India and the European Union (EU) should find new and innovative ways to move ahead with negotiations for a free trade agreement (FTA) they are engaged in, the Secretary (West) in the External Affairs Ministry, Ruchi Ghanashyam, has said.
"The Broad-based Trade and Investment Agreement (BTIA) is an example where both sides need to find new and innovative ways of moving ahead," Ghanashyam said while delivering the keynote address at a symposium on "EU and India -- Partners for stability in a new international environment" here on Thursday evening.
"Effective standards that are helpful in engaging industry and protecting consumer interests should not raise new trade walls," she said.
Negotiations for the BTIA started in 2007 but were put on hold in 2015. In all, 16 rounds of negotiations have been held.
Those in the know say that after India renounced its bilateral investment treaties (BITs) with all countries, investments from European nations are now not protected.
India has terminated all BITs following a new BIT model New Delhi released in December 2015.
The 28 EU member-states have now passed on the responsibility of investment protection negotiations to the EU.
Ghanashyam said India was an open society with a strong rule of law that provides adequate protection to foreign investors. "India's FDI regime has addressed most demands of the EU even before investment negotiations had commenced," she said.
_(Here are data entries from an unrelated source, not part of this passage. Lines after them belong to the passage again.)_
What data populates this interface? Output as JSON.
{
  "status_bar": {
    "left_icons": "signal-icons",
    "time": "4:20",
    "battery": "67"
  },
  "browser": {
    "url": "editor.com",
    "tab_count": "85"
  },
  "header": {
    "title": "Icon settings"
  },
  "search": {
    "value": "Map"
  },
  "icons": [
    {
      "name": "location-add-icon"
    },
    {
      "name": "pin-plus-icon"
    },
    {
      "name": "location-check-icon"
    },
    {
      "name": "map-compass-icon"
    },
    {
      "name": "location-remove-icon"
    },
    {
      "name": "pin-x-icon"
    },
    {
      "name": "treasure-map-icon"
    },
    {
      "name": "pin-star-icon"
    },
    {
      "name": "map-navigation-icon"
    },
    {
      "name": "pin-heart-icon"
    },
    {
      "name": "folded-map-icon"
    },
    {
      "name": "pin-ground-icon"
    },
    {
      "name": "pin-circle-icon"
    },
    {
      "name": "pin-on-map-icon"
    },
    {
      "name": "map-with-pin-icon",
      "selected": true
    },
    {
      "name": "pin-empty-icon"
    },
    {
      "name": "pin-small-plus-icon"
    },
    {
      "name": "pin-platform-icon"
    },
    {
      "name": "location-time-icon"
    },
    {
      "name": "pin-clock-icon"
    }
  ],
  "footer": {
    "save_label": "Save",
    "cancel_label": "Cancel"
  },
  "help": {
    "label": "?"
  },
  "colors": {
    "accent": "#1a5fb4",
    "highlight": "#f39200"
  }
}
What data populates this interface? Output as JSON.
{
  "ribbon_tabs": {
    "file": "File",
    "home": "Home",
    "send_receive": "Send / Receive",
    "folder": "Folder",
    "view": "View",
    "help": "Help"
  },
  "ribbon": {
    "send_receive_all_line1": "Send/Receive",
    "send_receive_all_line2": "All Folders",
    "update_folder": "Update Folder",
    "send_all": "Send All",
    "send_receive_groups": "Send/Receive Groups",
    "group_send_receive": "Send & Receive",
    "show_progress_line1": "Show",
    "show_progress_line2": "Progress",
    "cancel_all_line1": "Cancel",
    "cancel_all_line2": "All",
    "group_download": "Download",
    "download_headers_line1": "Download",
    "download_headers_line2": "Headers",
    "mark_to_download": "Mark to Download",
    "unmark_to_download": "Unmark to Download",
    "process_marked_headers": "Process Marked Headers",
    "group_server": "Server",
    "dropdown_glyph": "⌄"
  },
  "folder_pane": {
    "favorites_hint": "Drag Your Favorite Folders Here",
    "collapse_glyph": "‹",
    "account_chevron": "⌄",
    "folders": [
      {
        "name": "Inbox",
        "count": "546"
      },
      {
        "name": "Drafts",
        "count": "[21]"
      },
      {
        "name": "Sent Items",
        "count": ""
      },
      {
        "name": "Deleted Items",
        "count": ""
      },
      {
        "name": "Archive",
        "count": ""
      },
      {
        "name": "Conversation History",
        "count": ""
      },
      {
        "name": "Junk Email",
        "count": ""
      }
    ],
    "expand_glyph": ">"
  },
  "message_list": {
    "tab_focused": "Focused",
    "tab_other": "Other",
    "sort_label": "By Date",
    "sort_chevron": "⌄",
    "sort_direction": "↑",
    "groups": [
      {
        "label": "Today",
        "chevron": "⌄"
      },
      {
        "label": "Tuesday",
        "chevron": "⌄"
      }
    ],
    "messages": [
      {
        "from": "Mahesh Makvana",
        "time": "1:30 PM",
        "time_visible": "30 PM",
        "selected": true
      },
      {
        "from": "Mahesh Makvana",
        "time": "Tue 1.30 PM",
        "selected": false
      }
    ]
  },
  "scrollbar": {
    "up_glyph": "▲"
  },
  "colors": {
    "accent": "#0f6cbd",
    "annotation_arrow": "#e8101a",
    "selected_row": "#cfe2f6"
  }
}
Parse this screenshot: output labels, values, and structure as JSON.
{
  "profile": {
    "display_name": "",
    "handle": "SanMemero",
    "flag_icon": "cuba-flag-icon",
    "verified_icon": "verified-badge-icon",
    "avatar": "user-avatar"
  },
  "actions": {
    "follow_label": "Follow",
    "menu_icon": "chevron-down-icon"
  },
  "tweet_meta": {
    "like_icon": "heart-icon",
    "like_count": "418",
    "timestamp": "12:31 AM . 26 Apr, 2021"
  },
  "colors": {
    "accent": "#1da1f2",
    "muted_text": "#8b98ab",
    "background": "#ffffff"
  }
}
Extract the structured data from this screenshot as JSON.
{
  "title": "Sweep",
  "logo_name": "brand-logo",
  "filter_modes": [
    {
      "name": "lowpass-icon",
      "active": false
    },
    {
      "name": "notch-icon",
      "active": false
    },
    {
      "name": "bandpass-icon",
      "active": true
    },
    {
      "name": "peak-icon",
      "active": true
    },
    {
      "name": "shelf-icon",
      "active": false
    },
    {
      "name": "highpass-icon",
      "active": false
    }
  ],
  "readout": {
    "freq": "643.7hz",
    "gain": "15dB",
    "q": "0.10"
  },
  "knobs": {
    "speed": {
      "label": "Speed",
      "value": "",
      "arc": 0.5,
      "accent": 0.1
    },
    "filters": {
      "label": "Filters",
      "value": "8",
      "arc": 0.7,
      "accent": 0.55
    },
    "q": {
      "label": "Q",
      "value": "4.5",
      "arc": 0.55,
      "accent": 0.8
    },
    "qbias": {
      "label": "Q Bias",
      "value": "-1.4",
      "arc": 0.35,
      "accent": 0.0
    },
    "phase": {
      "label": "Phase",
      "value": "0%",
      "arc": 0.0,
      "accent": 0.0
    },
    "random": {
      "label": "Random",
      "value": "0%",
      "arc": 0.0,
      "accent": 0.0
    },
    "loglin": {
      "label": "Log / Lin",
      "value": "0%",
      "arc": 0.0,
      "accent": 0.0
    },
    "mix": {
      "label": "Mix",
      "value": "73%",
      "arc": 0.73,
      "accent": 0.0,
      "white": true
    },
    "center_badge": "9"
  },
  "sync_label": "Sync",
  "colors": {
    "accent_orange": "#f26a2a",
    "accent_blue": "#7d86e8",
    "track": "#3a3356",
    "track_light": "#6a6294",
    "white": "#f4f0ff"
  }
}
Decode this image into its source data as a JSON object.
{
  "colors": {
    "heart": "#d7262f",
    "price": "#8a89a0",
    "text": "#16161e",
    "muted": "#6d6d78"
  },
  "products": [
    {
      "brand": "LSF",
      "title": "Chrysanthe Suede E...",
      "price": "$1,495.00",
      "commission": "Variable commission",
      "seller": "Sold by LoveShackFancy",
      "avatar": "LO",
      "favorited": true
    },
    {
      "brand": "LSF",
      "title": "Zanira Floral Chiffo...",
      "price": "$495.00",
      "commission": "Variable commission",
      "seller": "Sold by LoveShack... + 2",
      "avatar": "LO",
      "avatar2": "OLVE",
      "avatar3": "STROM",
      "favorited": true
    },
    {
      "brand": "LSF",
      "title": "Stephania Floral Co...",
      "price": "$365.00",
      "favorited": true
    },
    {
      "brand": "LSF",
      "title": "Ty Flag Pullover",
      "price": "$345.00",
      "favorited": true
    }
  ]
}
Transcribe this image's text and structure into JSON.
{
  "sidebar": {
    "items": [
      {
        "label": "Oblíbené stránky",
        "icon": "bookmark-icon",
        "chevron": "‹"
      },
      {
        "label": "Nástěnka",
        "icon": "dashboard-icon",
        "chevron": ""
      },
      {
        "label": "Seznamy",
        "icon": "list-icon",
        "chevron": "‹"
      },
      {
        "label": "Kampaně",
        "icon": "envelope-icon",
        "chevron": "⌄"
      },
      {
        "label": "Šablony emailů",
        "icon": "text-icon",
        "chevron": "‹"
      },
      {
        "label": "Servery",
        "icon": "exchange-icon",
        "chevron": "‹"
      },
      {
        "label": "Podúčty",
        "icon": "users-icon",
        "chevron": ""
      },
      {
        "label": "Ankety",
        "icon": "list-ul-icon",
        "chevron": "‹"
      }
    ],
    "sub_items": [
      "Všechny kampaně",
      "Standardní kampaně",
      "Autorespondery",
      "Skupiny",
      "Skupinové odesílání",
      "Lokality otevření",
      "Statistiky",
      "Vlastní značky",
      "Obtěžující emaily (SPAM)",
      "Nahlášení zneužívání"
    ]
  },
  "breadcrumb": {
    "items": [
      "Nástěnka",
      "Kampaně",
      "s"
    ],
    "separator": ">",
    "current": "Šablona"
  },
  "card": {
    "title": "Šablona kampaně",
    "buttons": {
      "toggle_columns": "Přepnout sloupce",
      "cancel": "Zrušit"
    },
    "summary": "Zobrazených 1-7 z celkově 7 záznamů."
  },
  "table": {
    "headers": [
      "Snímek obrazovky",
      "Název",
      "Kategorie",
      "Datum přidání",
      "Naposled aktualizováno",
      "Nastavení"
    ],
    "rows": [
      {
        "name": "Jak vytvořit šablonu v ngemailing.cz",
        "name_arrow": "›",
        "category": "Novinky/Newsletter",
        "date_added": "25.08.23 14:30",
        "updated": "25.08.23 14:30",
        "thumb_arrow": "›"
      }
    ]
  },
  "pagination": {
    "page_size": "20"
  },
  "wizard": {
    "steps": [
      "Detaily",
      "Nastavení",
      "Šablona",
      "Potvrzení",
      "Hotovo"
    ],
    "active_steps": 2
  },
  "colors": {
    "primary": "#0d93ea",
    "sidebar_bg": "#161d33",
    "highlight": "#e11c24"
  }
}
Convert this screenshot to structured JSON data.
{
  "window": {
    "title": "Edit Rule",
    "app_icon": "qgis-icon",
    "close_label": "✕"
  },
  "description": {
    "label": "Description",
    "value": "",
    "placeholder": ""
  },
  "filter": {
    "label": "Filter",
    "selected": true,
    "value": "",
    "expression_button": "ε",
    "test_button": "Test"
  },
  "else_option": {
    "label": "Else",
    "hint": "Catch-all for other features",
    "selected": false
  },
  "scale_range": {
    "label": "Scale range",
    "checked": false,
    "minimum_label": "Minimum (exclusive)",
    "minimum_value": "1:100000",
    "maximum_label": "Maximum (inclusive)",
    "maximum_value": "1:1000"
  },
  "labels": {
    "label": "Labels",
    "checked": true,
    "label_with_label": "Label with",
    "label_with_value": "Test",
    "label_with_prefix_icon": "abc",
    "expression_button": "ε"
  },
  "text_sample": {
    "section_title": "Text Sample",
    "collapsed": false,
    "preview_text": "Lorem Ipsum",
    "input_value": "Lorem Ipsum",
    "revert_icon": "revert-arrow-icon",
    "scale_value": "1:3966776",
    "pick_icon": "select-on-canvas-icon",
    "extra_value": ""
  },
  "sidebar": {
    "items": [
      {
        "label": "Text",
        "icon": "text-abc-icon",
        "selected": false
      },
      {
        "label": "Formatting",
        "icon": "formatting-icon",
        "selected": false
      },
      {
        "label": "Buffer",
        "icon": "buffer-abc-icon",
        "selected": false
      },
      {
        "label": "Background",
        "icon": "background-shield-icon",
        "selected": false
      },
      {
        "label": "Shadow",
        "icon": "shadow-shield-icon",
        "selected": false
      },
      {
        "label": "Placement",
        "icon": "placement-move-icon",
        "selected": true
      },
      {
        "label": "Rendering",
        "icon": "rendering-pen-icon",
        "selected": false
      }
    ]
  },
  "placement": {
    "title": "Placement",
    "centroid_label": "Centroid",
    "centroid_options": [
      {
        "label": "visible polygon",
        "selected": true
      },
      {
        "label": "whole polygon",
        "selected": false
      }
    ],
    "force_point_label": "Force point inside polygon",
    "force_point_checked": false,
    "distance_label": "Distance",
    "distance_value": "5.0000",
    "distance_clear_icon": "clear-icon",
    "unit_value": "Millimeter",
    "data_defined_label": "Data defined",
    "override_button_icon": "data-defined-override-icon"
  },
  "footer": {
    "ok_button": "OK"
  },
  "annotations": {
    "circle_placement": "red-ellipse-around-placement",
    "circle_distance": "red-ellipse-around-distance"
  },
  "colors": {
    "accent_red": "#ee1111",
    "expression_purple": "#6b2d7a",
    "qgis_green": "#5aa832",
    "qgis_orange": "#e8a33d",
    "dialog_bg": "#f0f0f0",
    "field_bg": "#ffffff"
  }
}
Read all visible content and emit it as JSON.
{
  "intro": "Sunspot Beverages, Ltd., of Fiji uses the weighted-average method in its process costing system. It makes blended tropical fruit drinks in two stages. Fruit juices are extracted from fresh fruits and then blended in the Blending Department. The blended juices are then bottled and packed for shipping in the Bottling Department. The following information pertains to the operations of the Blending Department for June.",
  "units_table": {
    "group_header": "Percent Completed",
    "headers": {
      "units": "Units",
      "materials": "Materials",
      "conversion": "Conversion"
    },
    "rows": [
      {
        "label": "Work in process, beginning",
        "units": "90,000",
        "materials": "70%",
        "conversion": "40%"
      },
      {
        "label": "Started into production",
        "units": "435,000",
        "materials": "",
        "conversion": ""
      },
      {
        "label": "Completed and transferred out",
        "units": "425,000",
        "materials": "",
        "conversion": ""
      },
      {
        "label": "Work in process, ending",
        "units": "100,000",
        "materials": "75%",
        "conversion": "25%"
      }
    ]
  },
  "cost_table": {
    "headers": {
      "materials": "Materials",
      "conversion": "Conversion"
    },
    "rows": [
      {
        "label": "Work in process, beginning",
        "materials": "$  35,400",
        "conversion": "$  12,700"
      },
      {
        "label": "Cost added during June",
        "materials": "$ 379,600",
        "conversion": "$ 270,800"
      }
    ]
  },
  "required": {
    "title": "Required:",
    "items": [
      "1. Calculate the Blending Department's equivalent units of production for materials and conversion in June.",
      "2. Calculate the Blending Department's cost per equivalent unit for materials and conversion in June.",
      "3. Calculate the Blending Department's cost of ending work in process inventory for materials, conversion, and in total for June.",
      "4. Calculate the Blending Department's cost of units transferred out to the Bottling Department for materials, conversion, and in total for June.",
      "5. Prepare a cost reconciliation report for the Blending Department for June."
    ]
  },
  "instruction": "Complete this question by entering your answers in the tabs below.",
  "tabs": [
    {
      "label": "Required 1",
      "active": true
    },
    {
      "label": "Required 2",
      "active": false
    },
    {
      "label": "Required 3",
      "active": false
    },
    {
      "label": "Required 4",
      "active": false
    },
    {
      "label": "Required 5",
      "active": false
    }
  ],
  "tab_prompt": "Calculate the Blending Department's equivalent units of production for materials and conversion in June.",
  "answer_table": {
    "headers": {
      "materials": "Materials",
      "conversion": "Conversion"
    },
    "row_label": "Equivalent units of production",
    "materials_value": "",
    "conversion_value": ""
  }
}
"The government, through its reform-oriented agenda, is placing heavy emphasis on performance to bring about transformational changes in the country."
Stating that over 1,200 archaic laws that affected business, governments and day-to-day life of the common man have been repealed, Ghanashyam said India's flagship programmes in the areas of manufacturing, digitisation, skills, financial inclusion, urbanisation, start-ups, infrastructure in energy and transportation were driving economic growth.
"The unprecedented roll-out of the Goods and Services Tax (GST) in July 2017 has resulted in making India a single market very much like the EU and has thrown up multiple business opportunities to European businesses," she stated.
Describing India and the EU as "natural partners", she said that in the last two years engagements between the two sides have substantially increased.
"There are over 30 dialogue mechanisms between India and the EU," Ghanashyam said. "The EU is one of India's largest trading partners."
EU Ambassador to India Tomasz Kozlowski said that Thursday's symposium coincided with the start of the political autumn season in Europe and that the EU planned to adopt a new strategy for relations with India.
(This story has not been edited by Business Standard staff and is auto-generated from a syndicated feed.)